Chapter 2 moves Daniel and his friends into their participation in Babylonian life, and the language of the book changes to Aramaic. The first three verses set up the general scene: Nebuchadnezzar has a troubling dream and summons his wise men to interpret it. For the first time a dialog is portrayed between Nebuchadnezzar and “the Chaldeans.” The term “Chaldeans” can refer to an ethnic group, but in verse four it serves as a cover term for all the Babylonian wise men. The dialog sets up an expectation that the language will not be Hebrew. It was likely Babylonian, but that was a language that the recipients of the book of Daniel would not be able to either read or understand. Nevertheless, the change from Hebrew to Aramaic alerts the reader that not only are the Jews in a situation where the language is foreign, but even more, it now places Daniel and his friends among the wise men of Babylon. The rest of the Aramaic section reflects the new reality. The rule of God among his people has shifted from a king in the line of David to foreign rulers, to life in exile.
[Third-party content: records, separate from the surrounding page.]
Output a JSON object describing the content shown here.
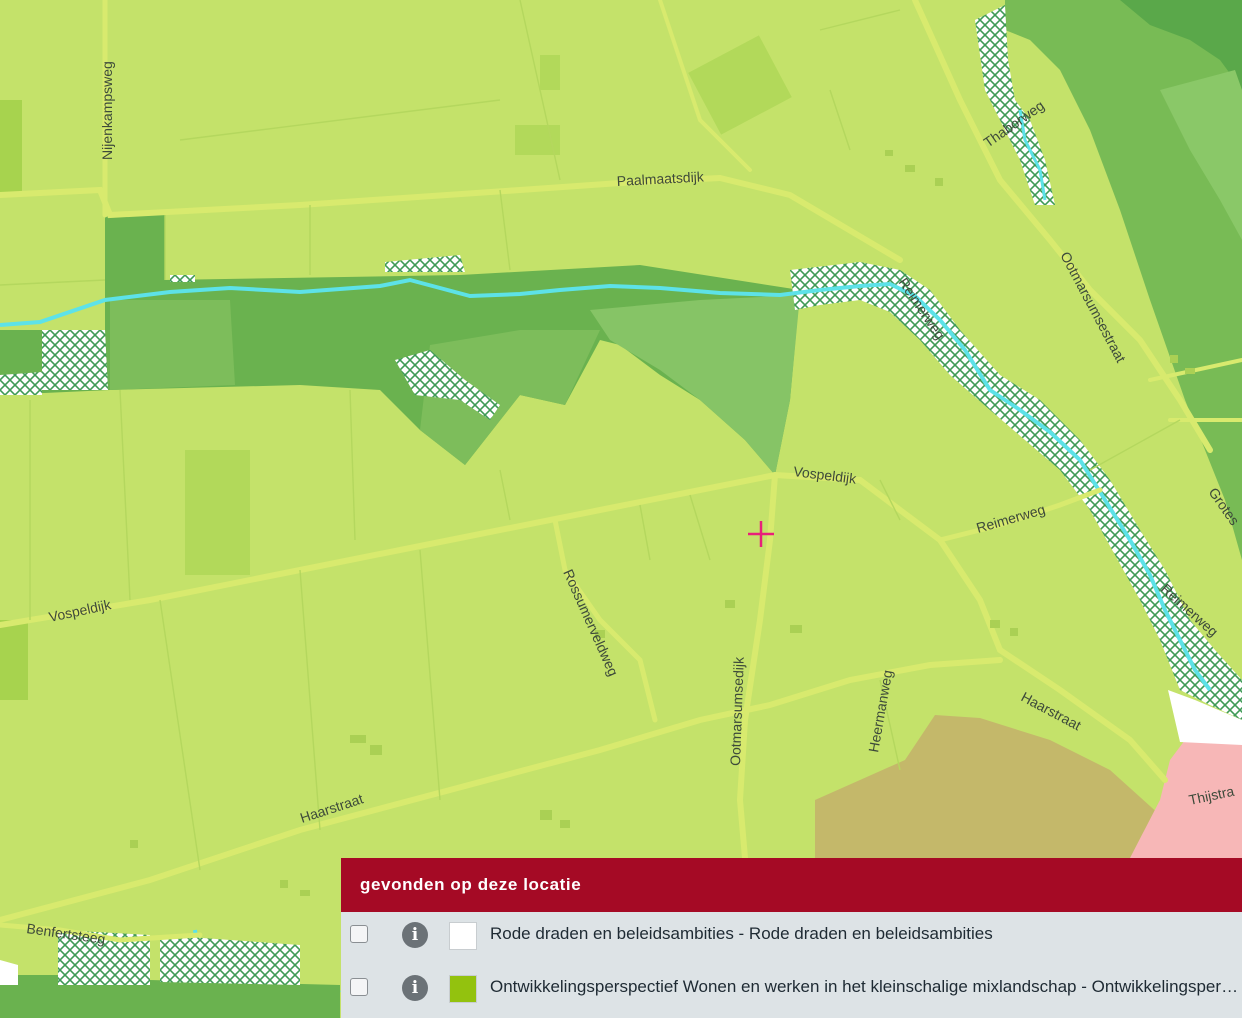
{
  "map": {
    "road_labels": {
      "nijenkampsweg": "Nijenkampsweg",
      "paalmaatsdijk": "Paalmaatsdijk",
      "thaborweg": "Thaborweg",
      "reimerweg_1": "Reimerweg",
      "reimerweg_2": "Reimerweg",
      "reimerweg_3": "Reimerweg",
      "ootmarsumsestraat": "Ootmarsumsestraat",
      "vospeldijk_1": "Vospeldijk",
      "vospeldijk_2": "Vospeldijk",
      "grotestraat": "Grotes",
      "rossumerveldweg": "Rossumerveldweg",
      "ootmarsumsedijk": "Ootmarsumsedijk",
      "heermanweg": "Heermanweg",
      "haarstraat_1": "Haarstraat",
      "haarstraat_2": "Haarstraat",
      "thijstraat": "Thijstra",
      "benfertsteeg": "Benfertsteeg"
    },
    "colors": {
      "base": "#c4e26a",
      "road": "#d8ea6e",
      "water": "#5de2e8",
      "forest": "#6ab24f",
      "forest_light": "#86c466",
      "brown_zone": "#c4b86a",
      "urban": "#f7b7b7",
      "marker": "#e8207a"
    },
    "marker_icon": "crosshair-icon"
  },
  "panel": {
    "title": "gevonden op deze locatie",
    "rows": [
      {
        "label": "Rode draden en beleidsambities - Rode draden en beleidsambities",
        "swatch_color": "#ffffff",
        "info_icon": "i"
      },
      {
        "label": "Ontwikkelingsperspectief Wonen en werken in het kleinschalige mixlandschap - Ontwikkelingsperspectief Wonen en werken in het kleinschalige mixlandschap",
        "swatch_color": "#93c20e",
        "info_icon": "i"
      }
    ]
  }
}
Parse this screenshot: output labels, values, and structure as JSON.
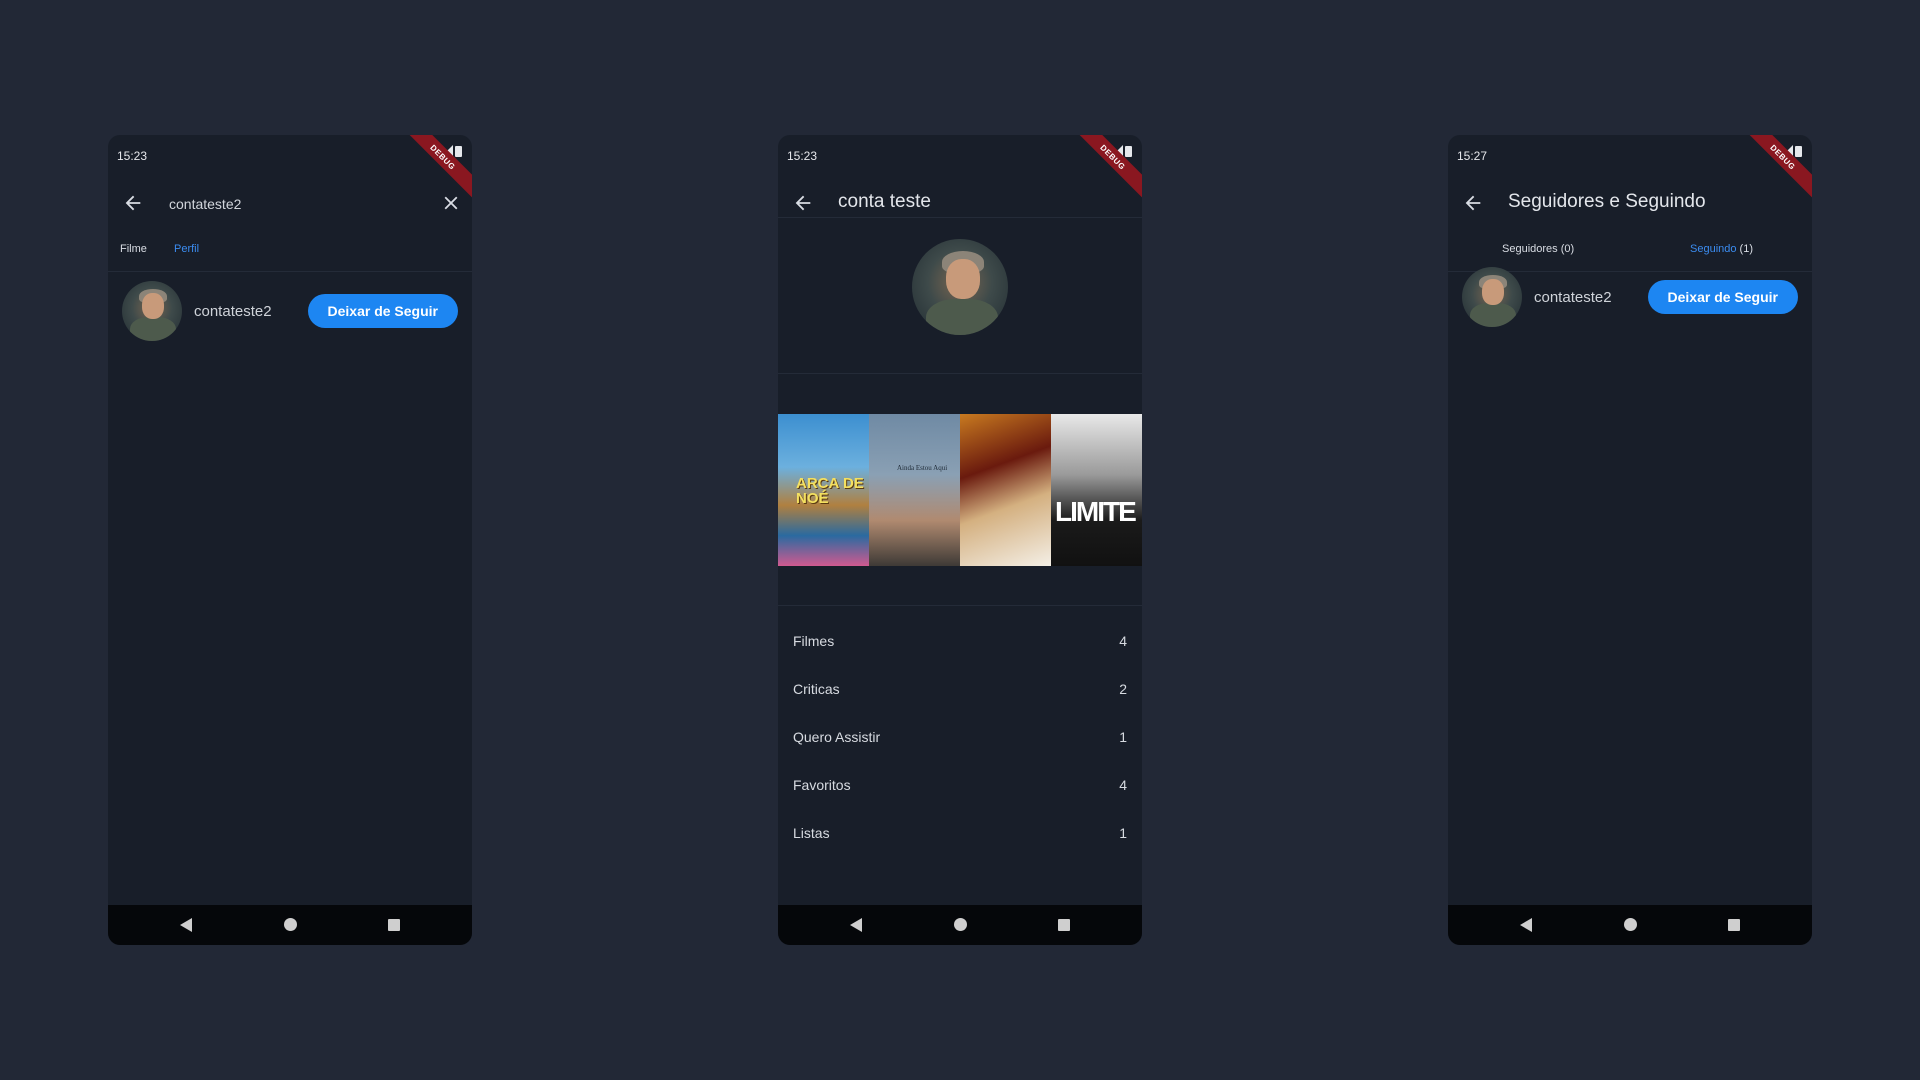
{
  "screens": [
    {
      "status_time": "15:23",
      "search_query": "contateste2",
      "tabs": [
        "Filme",
        "Perfil"
      ],
      "active_tab": "Perfil",
      "result": {
        "username": "contateste2",
        "button_label": "Deixar de Seguir"
      }
    },
    {
      "status_time": "15:23",
      "title": "conta teste",
      "posters": [
        {
          "text": "ARCA DE NOÉ"
        },
        {
          "text": "Ainda Estou Aqui"
        },
        {
          "text": ""
        },
        {
          "text": "LIMITE"
        }
      ],
      "stats": [
        {
          "label": "Filmes",
          "value": "4"
        },
        {
          "label": "Criticas",
          "value": "2"
        },
        {
          "label": "Quero Assistir",
          "value": "1"
        },
        {
          "label": "Favoritos",
          "value": "4"
        },
        {
          "label": "Listas",
          "value": "1"
        }
      ]
    },
    {
      "status_time": "15:27",
      "title": "Seguidores e Seguindo",
      "tab_followers": "Seguidores (0)",
      "tab_following_label": "Seguindo",
      "tab_following_count": " (1)",
      "active_tab": "Seguindo",
      "result": {
        "username": "contateste2",
        "button_label": "Deixar de Seguir"
      }
    }
  ],
  "debug_banner": "DEBUG",
  "icons": [
    "back-arrow-icon",
    "close-icon",
    "wifi-icon",
    "signal-icon",
    "battery-icon",
    "nav-back-icon",
    "nav-home-icon",
    "nav-recents-icon"
  ],
  "colors": {
    "background": "#222836",
    "screen": "#181e29",
    "accent": "#1d86f2",
    "active_tab": "#3b8cf0"
  }
}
Yet even in exile it is possible for Jews to assume important positions.

Chapter 7 is a pivotal point between an old and a new reality. Nebuchadnezzar’s dream of the four metals and Daniel’s dream of the four beasts represented the history of the world from different perspectives. Nebuchadnezzar viewed the world from a human point of view, but Daniel saw reality from a divine point of view. When Babylon exited the stage of history and was replaced by the Medo-Persians and then the Greeks, only to culminate in an extraordinary leader who thought himself divine,[3] the change of language once again signaled something new. Daniel still has visions, but they reveal details about clashes between kingdoms. And the Jews are caught in the middle between these warring nations. Chapter 9 gave hope for the reinstatement of the Jews on their land, but the tragedy of the death of the Messiah and the Roman destruction of Jerusalem dashed hopes for the promised restoration. The Hebrew language of this part of the book, however, held hope for the ultimate kingdom of God on earth that Daniel envisioned in chapters 7 to 12. In the final chapter there is promise not only of resurrection, but also of the people of God receiving their inheritance that had been taken from them by force.

The two languages of the book of Daniel, then, mirror the clash of cultures that the Jews felt when they were exiled from their land. They were forced to adopt the new language of Aramaic, but their hopes for ultimate deliverance were reinforced by the continuation of their Hebrew language.

*To read more about the Hebrew and Aramaic of Daniel, and how it contributes to the structure and message of the book, check out our new commentary on Daniel.


[1] See 2 Kings 18:26.

[2] See Anchor Bible Dictionary, 1:886–87.

[3] See Daniel 11:36–38.